A growing number of research publications have illustrated the remarkable ability of the brain to reorganize itself in response to various sensory experiences. A traditional view of this plastic nature of the brain is that it is predominantly limited to short epochs during early development. Although examples showing that neuroplasticity exists outside of these finite time-windows have existed for some time, it is only recently that we have started to develop a fuller understanding of the different regulators that modulate and underlie plasticity. In this article, we will provide several lines of evidence indicating that mechanisms of neuroplasticity are extremely variable across individuals and throughout the lifetime. This variability is attributable to several factors including inhibitory network function, neuromodulator systems, age, sex, brain disease, and psychological traits. We will also provide evidence of how neuroplasticity can be manipulated in both the healthy and diseased brain, including recent data in both young and aged rats demonstrating how plasticity within auditory cortex can be manipulated pharmacologically and by varying the quality of sensory inputs. We propose that a better understanding of the individual differences that exist within the various mechanisms that govern experience-dependent neuroplasticity will improve our ability to harness brain plasticity for the development of personalized translational strategies for learning and recovery following brain injury or disease.
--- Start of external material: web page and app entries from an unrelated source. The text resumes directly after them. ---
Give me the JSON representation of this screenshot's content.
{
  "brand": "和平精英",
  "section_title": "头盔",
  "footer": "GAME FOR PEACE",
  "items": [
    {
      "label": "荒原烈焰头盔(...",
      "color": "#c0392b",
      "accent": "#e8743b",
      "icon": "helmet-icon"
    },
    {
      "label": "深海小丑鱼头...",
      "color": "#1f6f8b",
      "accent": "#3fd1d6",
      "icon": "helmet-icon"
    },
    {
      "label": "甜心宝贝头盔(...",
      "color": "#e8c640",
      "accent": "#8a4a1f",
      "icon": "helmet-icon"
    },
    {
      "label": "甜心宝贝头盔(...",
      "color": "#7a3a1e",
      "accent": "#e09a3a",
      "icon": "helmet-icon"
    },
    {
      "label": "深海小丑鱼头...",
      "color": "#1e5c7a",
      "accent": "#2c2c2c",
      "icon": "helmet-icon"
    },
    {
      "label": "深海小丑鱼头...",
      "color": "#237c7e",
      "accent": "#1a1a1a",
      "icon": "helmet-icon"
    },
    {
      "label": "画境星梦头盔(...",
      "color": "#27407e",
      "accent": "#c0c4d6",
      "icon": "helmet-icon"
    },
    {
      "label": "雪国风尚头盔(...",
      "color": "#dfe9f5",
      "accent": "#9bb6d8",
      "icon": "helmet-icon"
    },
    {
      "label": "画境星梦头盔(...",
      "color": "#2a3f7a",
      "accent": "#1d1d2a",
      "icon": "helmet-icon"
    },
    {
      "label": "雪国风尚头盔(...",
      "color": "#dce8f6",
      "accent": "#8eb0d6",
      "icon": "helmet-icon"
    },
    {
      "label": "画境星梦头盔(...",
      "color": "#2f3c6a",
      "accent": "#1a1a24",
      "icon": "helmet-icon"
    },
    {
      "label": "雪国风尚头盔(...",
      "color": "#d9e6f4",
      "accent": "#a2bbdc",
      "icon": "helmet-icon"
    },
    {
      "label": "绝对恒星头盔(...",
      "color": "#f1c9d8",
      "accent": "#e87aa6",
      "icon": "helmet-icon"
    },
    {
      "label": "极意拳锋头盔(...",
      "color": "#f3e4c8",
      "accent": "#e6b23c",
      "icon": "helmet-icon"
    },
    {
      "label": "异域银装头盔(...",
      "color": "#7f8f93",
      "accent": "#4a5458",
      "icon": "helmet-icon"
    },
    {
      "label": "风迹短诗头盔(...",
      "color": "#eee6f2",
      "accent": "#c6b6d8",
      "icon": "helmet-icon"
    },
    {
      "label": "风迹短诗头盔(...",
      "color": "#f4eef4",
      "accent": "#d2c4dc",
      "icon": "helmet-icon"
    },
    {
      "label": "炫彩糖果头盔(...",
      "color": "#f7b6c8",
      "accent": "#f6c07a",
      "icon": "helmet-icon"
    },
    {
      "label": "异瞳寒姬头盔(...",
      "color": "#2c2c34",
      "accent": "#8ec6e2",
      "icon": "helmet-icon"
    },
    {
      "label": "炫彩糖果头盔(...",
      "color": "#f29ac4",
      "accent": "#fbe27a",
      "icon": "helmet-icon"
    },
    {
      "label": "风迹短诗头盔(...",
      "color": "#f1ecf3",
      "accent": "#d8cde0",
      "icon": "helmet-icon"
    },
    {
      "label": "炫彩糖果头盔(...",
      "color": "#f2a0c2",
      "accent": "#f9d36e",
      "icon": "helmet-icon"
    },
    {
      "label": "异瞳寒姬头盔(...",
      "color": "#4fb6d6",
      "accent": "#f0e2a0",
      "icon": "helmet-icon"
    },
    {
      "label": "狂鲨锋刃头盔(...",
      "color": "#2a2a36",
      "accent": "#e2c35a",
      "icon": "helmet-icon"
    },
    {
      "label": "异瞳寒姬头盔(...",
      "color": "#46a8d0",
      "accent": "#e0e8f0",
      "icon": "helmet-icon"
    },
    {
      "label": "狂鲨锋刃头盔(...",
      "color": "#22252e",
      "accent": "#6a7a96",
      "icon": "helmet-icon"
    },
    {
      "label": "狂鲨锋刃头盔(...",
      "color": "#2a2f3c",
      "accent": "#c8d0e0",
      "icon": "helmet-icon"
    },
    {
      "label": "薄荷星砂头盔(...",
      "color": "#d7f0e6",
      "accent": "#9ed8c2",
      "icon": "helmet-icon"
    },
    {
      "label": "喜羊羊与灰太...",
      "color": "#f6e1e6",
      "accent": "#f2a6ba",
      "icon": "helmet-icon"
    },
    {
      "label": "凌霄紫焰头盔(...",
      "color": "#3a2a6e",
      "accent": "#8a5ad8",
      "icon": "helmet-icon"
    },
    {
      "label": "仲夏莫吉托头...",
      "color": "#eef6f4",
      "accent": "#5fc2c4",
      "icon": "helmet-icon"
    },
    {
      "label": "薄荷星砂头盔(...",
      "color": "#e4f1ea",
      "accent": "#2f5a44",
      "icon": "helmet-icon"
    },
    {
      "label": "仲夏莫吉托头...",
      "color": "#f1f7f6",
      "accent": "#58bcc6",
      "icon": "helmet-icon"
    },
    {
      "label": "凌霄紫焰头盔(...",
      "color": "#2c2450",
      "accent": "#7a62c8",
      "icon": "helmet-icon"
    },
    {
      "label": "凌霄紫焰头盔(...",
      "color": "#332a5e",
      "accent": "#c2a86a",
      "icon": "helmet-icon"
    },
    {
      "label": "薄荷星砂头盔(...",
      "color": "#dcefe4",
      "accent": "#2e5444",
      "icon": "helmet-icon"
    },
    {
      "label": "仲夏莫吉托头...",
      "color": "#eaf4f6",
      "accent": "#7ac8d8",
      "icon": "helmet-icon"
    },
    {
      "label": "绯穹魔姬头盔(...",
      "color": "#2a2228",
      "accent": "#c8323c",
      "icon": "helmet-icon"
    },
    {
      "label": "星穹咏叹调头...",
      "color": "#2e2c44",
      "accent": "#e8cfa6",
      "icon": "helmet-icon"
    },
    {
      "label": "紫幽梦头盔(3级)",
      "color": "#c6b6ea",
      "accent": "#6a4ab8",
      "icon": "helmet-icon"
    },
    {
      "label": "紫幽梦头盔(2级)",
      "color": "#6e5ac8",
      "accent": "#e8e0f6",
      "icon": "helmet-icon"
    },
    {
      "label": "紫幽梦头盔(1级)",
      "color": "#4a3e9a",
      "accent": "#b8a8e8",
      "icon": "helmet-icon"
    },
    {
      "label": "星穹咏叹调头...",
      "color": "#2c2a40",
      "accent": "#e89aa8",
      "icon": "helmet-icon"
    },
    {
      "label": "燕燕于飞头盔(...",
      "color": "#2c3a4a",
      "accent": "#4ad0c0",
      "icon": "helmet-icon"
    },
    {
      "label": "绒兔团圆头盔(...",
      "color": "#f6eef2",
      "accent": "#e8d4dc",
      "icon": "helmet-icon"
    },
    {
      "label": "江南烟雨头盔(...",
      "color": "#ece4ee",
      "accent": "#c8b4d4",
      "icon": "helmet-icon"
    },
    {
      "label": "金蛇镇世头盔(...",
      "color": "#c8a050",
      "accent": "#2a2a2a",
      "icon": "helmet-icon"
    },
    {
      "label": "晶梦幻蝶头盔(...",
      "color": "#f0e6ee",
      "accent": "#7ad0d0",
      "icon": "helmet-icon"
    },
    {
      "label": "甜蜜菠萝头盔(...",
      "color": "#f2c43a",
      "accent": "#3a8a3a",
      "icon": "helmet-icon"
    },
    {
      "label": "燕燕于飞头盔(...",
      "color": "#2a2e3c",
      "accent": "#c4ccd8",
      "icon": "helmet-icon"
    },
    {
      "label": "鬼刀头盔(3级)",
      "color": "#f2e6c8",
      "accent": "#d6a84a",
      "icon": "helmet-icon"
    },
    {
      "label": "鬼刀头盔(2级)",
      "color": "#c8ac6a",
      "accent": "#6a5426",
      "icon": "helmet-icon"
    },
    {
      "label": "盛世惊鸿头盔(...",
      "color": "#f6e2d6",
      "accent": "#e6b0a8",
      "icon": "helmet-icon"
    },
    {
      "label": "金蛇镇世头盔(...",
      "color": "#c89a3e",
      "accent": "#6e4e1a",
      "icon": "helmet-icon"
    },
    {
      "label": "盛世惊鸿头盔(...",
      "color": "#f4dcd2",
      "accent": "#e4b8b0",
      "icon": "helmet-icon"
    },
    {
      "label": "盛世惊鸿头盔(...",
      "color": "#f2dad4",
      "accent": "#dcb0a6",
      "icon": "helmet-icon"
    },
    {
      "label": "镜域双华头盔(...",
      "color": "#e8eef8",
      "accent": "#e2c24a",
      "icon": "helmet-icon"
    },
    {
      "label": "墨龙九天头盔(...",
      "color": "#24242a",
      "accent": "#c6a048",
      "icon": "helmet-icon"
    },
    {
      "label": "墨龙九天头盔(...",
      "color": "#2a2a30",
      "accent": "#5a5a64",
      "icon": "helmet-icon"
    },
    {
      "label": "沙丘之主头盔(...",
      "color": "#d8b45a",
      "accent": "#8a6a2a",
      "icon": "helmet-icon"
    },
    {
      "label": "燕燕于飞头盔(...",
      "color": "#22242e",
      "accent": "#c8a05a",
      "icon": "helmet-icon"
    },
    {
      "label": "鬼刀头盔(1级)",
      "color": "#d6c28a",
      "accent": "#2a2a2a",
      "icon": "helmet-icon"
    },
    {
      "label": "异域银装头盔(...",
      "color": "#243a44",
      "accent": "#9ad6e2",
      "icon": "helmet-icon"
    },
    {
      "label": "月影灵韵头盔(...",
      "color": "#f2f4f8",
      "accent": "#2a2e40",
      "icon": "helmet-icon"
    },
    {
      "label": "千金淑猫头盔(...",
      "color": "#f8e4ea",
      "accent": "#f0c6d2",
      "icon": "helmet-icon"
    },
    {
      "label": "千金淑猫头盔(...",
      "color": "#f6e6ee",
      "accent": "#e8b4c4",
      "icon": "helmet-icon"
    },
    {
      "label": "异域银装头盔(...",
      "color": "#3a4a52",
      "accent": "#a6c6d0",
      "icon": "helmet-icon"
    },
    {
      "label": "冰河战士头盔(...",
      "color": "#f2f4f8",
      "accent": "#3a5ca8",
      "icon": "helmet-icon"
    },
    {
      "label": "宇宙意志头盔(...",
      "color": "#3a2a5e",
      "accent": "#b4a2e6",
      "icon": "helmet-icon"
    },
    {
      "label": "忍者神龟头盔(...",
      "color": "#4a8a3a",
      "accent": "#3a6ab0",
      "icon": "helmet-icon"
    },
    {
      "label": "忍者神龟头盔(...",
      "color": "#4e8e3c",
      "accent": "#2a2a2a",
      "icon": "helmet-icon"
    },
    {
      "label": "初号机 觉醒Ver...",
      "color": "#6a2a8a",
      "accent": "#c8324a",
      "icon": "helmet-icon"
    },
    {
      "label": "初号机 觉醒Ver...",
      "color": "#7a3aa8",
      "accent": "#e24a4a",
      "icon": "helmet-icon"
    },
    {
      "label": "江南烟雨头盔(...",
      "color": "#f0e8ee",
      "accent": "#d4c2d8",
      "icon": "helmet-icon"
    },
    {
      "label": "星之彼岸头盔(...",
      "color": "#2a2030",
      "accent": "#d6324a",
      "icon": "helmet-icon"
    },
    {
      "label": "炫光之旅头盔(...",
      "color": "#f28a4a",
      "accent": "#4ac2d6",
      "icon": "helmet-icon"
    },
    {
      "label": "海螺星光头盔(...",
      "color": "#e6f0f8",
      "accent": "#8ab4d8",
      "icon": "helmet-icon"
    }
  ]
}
Keywords: brain; learning; neuromodulatory systems; neuroscience; plasticity; plasticity regulators; recovery; regulators.